This quote from the books introduction outline Patrella's project:
"The time to reinvent liberation theology is now. Latin American liberation theology was born with the promise of being a theology that would not rest with merely talking about liberation but would actually help liberation people from material deprivation. If thus had two parts; a rereading of Christianity from the perspective of the oppressed and the construction of 'historical projects': models of political and economic organization that would replace an unjust status quoe. These two parts were inseparable in the pursuit of liberation...My purpose is constructive: the refashioning of liberation theology for a new century but an old challenge, the liberation of the poor." (Introduction, vii)

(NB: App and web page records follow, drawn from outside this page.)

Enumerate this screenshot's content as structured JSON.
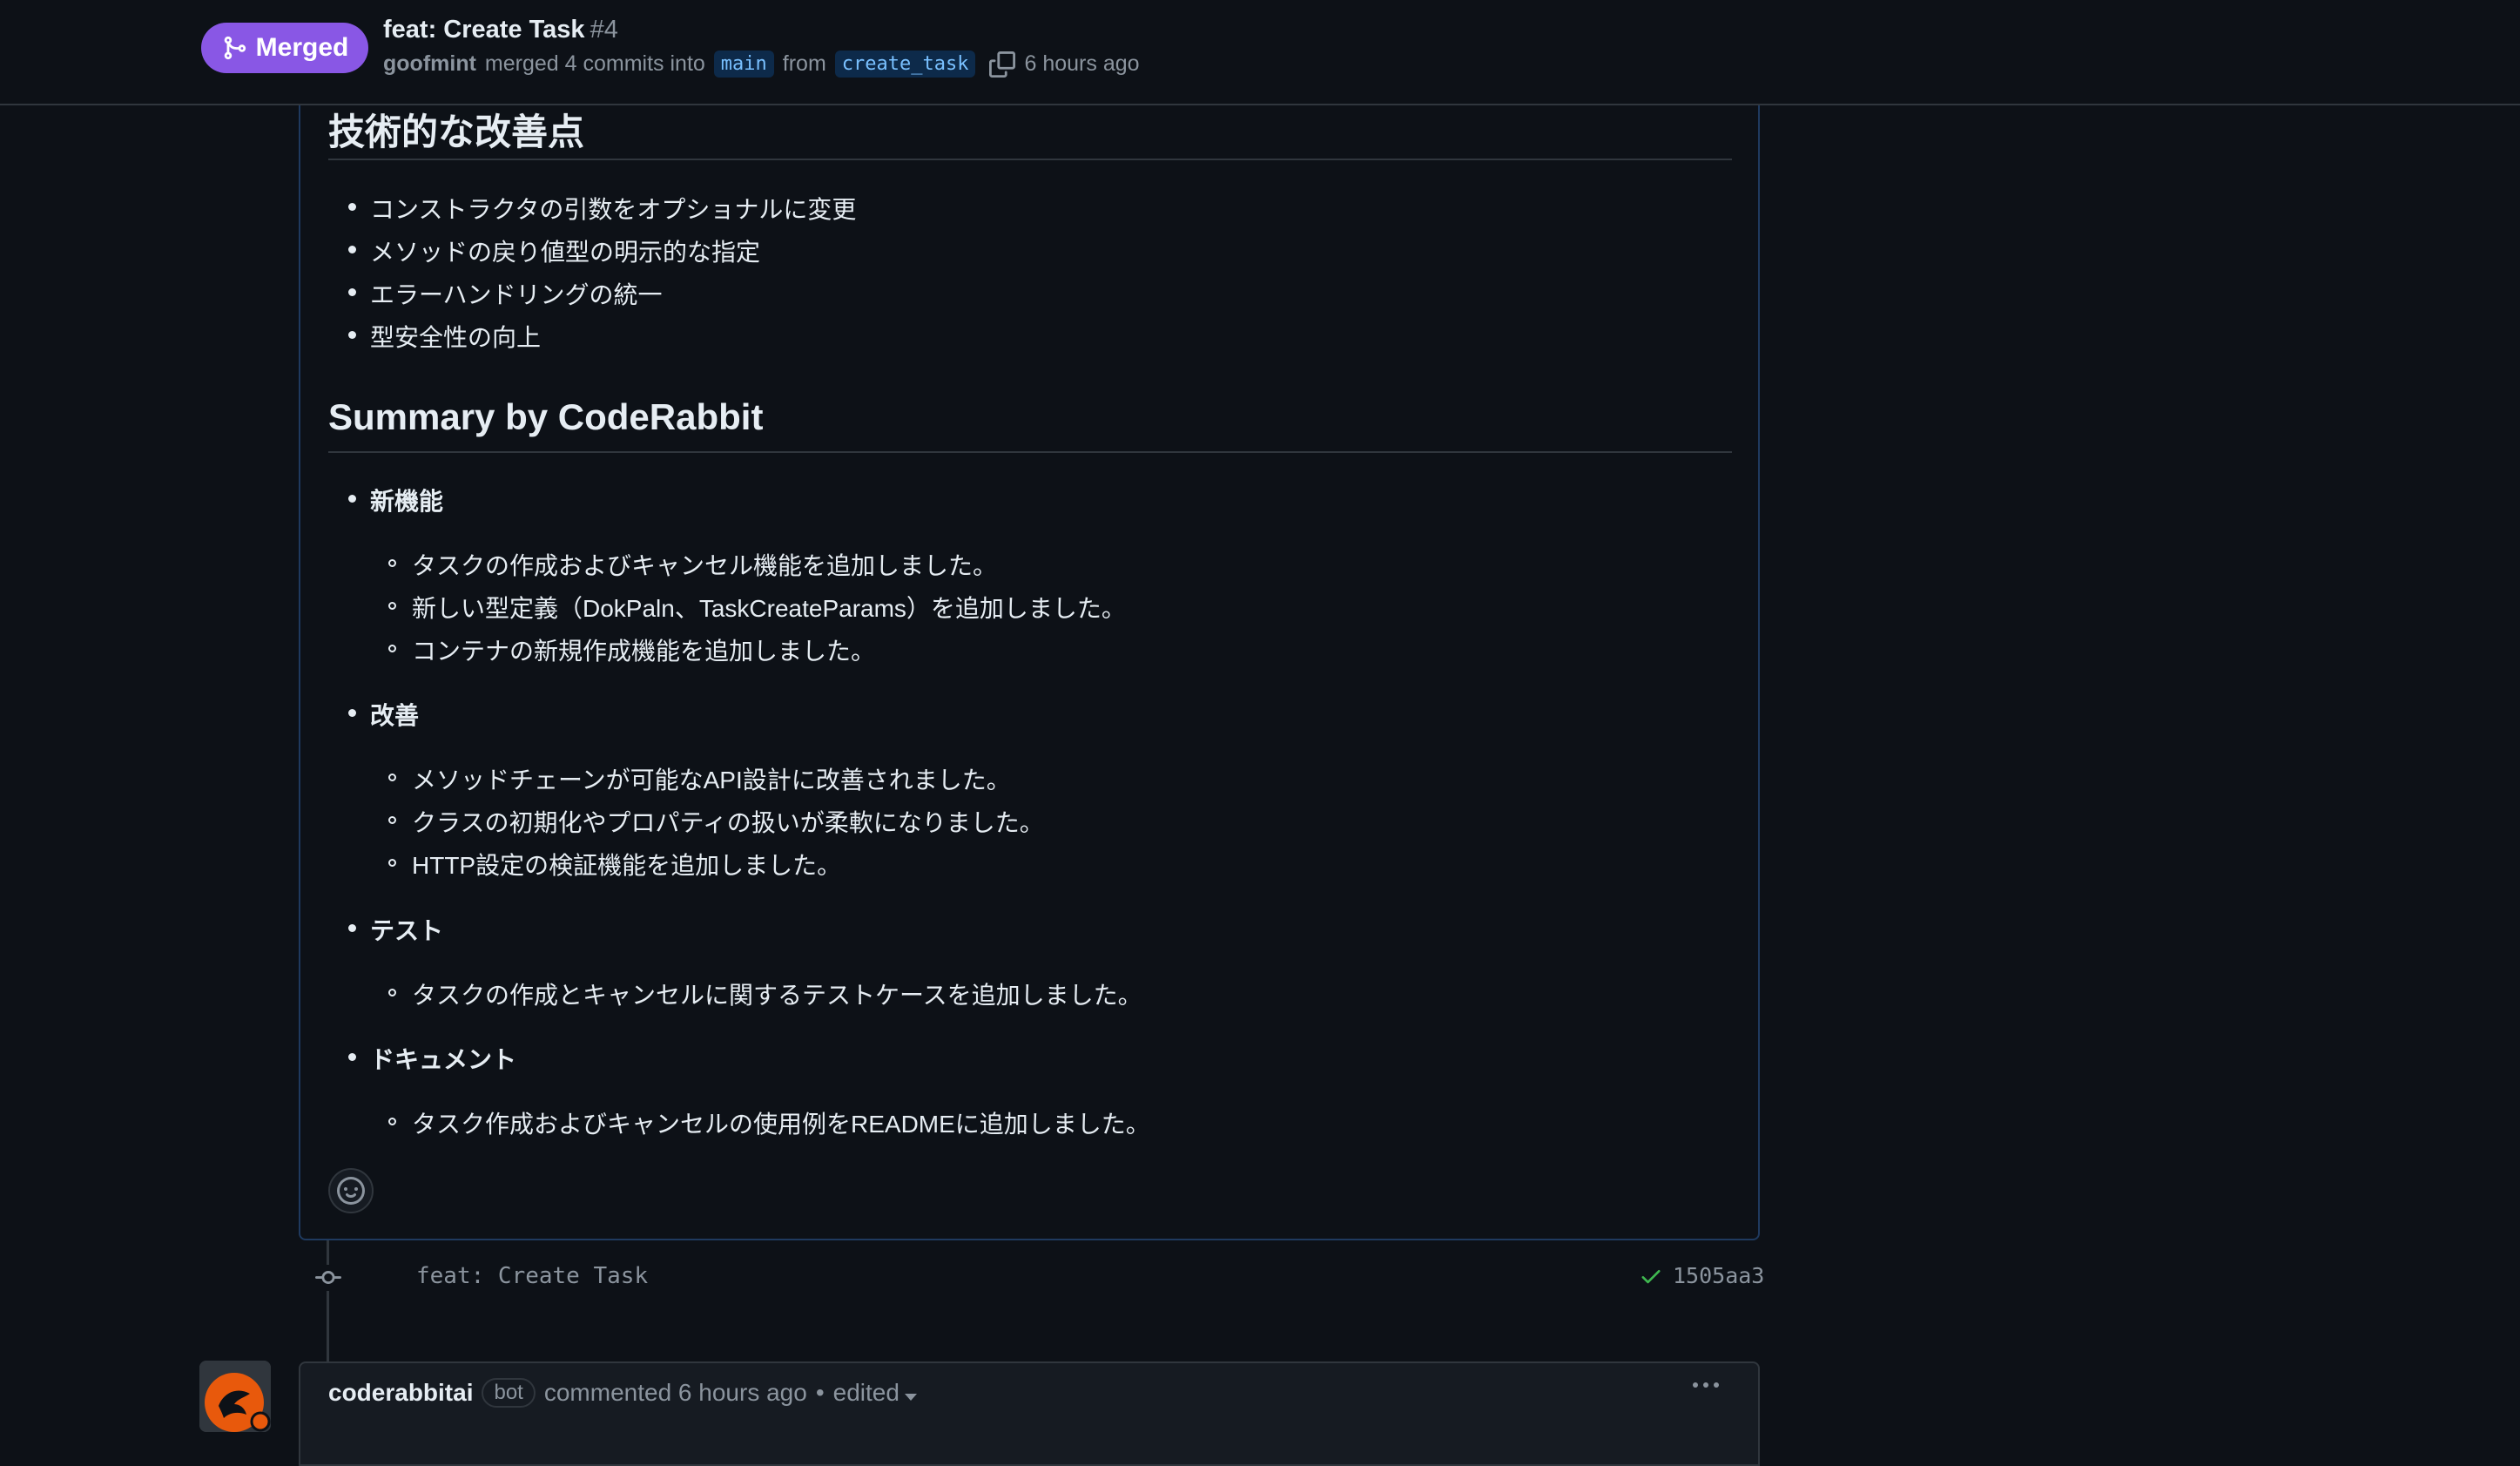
{
  "header": {
    "status_label": "Merged",
    "title": "feat: Create Task",
    "number": "#4",
    "author": "goofmint",
    "merge_text": "merged 4 commits into",
    "base_branch": "main",
    "from_text": "from",
    "head_branch": "create_task",
    "time": "6 hours ago"
  },
  "body": {
    "section1": {
      "heading": "技術的な改善点",
      "items": [
        "コンストラクタの引数をオプショナルに変更",
        "メソッドの戻り値型の明示的な指定",
        "エラーハンドリングの統一",
        "型安全性の向上"
      ]
    },
    "section2": {
      "heading": "Summary by CodeRabbit",
      "groups": [
        {
          "title": "新機能",
          "items": [
            "タスクの作成およびキャンセル機能を追加しました。",
            "新しい型定義（DokPaln、TaskCreateParams）を追加しました。",
            "コンテナの新規作成機能を追加しました。"
          ]
        },
        {
          "title": "改善",
          "items": [
            "メソッドチェーンが可能なAPI設計に改善されました。",
            "クラスの初期化やプロパティの扱いが柔軟になりました。",
            "HTTP設定の検証機能を追加しました。"
          ]
        },
        {
          "title": "テスト",
          "items": [
            "タスクの作成とキャンセルに関するテストケースを追加しました。"
          ]
        },
        {
          "title": "ドキュメント",
          "items": [
            "タスク作成およびキャンセルの使用例をREADMEに追加しました。"
          ]
        }
      ]
    }
  },
  "timeline": {
    "commit_message": "feat: Create Task",
    "commit_sha": "1505aa3"
  },
  "next_comment": {
    "author": "coderabbitai",
    "badge": "bot",
    "action": "commented 6 hours ago",
    "separator": "•",
    "edited": "edited"
  },
  "colors": {
    "merged": "#8957e5",
    "background": "#0d1117",
    "check": "#3fb950",
    "avatar_accent": "#e8590c"
  },
  "icons": {
    "merged": "git-merge-icon",
    "copy": "copy-icon",
    "reaction": "smiley-icon",
    "commit": "git-commit-icon",
    "status": "check-icon",
    "menu": "kebab-horizontal-icon"
  }
}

Chapters 1 and 2 look back to recover the missing project of history in liberation theology's inception and recovers it for the present. Chapter 3 grounds the politics of Patrella's outlook and asserts democracy as an undone historical project. Chapter 4 attacks the way capitalism has been theorized and suggests that liberation theology must rethink its approach to capitalism and socialism. The task is to look beyond capitalism vs socialism as mutually exclusive, i.e. false, alternatives. Chapter 5 looks beyond the determinism of Marx's social theory and, instead, draws on the social theory of Roberto Unger. Unger's social theory views society and institutions as much less unified and stable as often accepted. His concepts of institutional imagination and alternative pluralisms ground a fresh look at how institutions are both in flux and changable. Chapter 6 brings Patrella's argument full circle and revisits the future and possibilities of liberation theology.
I highly recommend Patrella's book to anyone - theologian or activist - who is concerned or committed to participating in history's future shape. There is a latent feeling of hope amidst malaise, which Patrella and Liberation Theology taps in the face of the triumph of the individual, triumph of the market, and quiet exclusion of the poor in a world where evangelical "freedom" and doctrine of salvation by economic growth reigns unchecked. Good read.